- Photo courtesy of Robby Baumgartner
- Rafael Casal (left) and Daveed Diggs take a breather in Blindspotting.
The Oscars So White protests of 2016 were the definition of "good theater" for a just cause, but there was no guarantee anything would come of it. After all, the entertainment business has a long history of co-optation and racial tokenism in its ongoing efforts to squeeze maximum profits from slight variations on what sold tickets the year before.
But then something unusual happened. Moonlight, Miles Ahead, I Am Not Your Negro, Get Out, Mudbound, Black Panther, and, most recently, Sorry to Bother You came along and proved that there is indeed a wide swath of relatively untapped African American filmmaking talent — we're talking writing and directing, not necessarily movie-star presence — waiting patiently for their chance. And the results have been more than gratifying.
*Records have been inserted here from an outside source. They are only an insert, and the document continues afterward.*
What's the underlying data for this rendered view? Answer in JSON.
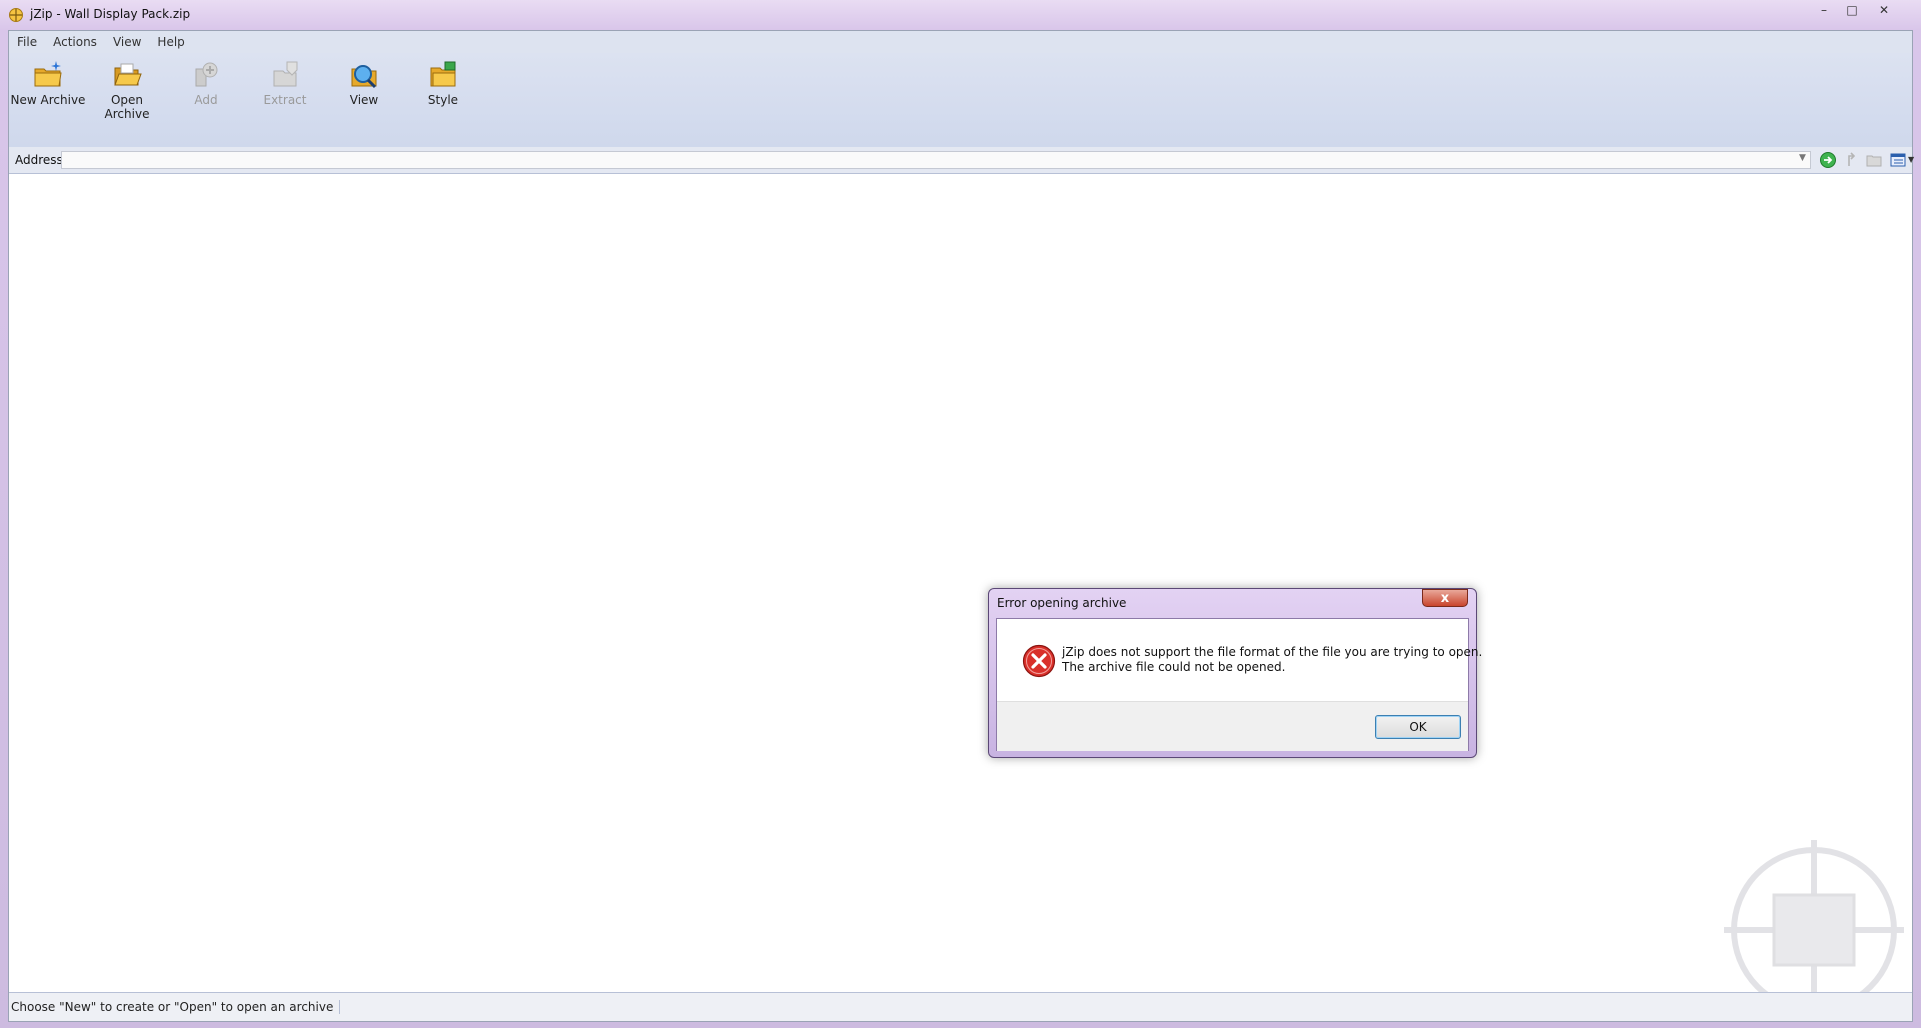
{
  "window": {
    "title": "jZip - Wall Display Pack.zip"
  },
  "menu": {
    "items": [
      "File",
      "Actions",
      "View",
      "Help"
    ]
  },
  "toolbar": {
    "new_archive": "New Archive",
    "open_archive": "Open Archive",
    "add": "Add",
    "extract": "Extract",
    "view": "View",
    "style": "Style"
  },
  "address": {
    "label": "Address",
    "value": ""
  },
  "status": {
    "text": "Choose \"New\" to create or \"Open\" to open an archive"
  },
  "dialog": {
    "title": "Error opening archive",
    "message_line1": "jZip does not support the file format of the file you are trying to open.",
    "message_line2": "The archive file could not be opened.",
    "ok_label": "OK",
    "close_glyph": "x"
  },
  "colors": {
    "accent": "#3c7fb1",
    "error_red": "#d9302a",
    "titlebar": "#e0d0ef",
    "toolbar": "#d4dcef"
  },
  "icons": [
    "jzip-app-icon",
    "new-archive-icon",
    "open-archive-icon",
    "add-icon",
    "extract-icon",
    "view-icon",
    "style-icon",
    "go-icon",
    "error-icon"
  ]
}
In common with the protagonists of Sorry to Bother You, the main characters of Carlos López Estrada's Blindspotting are hanging onto life in Oakland by their fingernails. But their grasp is even more precarious. West Oakland resident Collin (Daveed Diggs, from the stage hit Hamilton plus Black-ish on TV) has been serving a one-year probation on an assault charge, and is now down to his last three days. If he makes it, he's finished with living in the halfway house; if he violates, it's back to Santa Rita. Everything Collin does, every place he goes, is a minefield of temptations and potential felonious situations, but he's determined to walk through it cleanly and hopefully resume his relationship with his ex, Val (Janina Gavankar), who's his biggest supporter but also his toughest watchdog.
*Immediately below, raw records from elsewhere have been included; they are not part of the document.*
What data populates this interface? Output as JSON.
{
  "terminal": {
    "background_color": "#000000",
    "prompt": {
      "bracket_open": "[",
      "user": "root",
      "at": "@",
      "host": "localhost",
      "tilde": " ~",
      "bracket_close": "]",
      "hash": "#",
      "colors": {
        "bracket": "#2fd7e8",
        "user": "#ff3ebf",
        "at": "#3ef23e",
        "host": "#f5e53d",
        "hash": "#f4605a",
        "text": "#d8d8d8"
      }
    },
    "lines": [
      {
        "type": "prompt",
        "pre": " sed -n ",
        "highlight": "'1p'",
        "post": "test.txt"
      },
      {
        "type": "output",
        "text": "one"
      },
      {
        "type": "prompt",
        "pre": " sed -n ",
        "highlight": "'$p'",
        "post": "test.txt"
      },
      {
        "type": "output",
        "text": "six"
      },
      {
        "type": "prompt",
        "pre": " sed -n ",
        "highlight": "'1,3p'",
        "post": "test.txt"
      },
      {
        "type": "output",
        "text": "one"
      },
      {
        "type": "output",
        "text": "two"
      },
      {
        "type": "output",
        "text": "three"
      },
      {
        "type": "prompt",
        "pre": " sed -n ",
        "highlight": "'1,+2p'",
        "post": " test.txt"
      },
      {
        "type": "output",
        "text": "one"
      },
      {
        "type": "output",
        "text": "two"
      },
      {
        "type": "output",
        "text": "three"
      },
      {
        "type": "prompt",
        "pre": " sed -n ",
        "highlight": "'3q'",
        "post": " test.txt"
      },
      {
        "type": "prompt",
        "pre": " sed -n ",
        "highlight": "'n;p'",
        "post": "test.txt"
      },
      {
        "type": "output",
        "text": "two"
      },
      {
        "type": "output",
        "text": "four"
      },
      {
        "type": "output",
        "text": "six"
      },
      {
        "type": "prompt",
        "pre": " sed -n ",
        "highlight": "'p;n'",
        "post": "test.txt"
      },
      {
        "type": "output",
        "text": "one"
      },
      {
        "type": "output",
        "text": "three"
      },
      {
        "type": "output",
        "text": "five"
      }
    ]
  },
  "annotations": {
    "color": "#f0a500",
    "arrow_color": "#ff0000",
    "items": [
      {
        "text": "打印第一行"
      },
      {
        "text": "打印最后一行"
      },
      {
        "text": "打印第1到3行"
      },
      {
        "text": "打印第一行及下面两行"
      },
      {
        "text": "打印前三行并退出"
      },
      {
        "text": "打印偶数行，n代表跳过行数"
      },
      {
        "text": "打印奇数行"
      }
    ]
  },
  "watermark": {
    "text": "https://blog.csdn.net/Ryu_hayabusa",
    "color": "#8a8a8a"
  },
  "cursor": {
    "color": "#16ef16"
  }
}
Val is the office manager at the moving company where Collin works, schlepping furniture alongside his childhood buddy Miles (Rafael Casal). Miles is the type of character every guy like Collin has to put up with in a movie where the hero needs to stay straight or else — meaning Miles is a walking parole violation; a loudmouth, hot-tempered white wannabe who barges in where his pal must tread softly. In Miles' mind, he's more ghetto than any man alive, but it's plain to see he's still a kid at heart. Handguns, dope, and other dangerous parole-busting accoutrements cling to Miles like mildew to a back porch wall. That's unfortunate, because Miles' wife Ashley (Jasmine Cephas Jones) and their young son depend on him. But the two men are true to each other, each in his own way. That's part of the problem.
Of all the movies set in Oakland, from The Mack to Moneyball, Blindspotting probably has the biggest concentration of sweet spots, telltale moments scattered throughout the story, in which we sigh and say to ourselves, "Hey, they really get what Oakland is all about." Miles is Black; Val is Indian; Miles is white; Ashley is multiracial, and her son is going to be a future U.S. Senator, if his father can stop leaving his firearm around the house for the kid to play with. There's a high danger of fake warmth (and its flipside, cornball hostility) in this familiar "pitfall" scenario. However, writers-turned-actors Diggs and Casal — rappers and real-life Oaktown compadres — are too canny to let sloppy "ebony and ivory" riffs take over the story of these two East Bay families who have so much in common. That cooled-off, wised-up impulse is embodied in the film's title. For his own self-preservation, Collin must maintain his personal blind spot, explained as "What you see, but don't see."
The screenwriting, under the direction of Los Angeles-based music-vid and live theater helmer López Estrada, is smart and connected to reality. For all the topical Bay Area flash points the two men negotiate — police brutality, rampant gentrification, cultural appropriation, tribal one-upmanship, and the never-ending need for street cred — their situation is utterly basic. It's a mean world out there. Who can I trust? To start with, we in the audience can trust Casal, Diggs, Estrada, the wonderfully jittery (thoroughly caffeinated?) cast, and the realistically downscale Oakland settings. Audiences looking for a film that expresses all the vitality — and everyday struggle — of life in contemporary Oakland, search no more. Blindspotting, one of the most important movies of the year, is the one.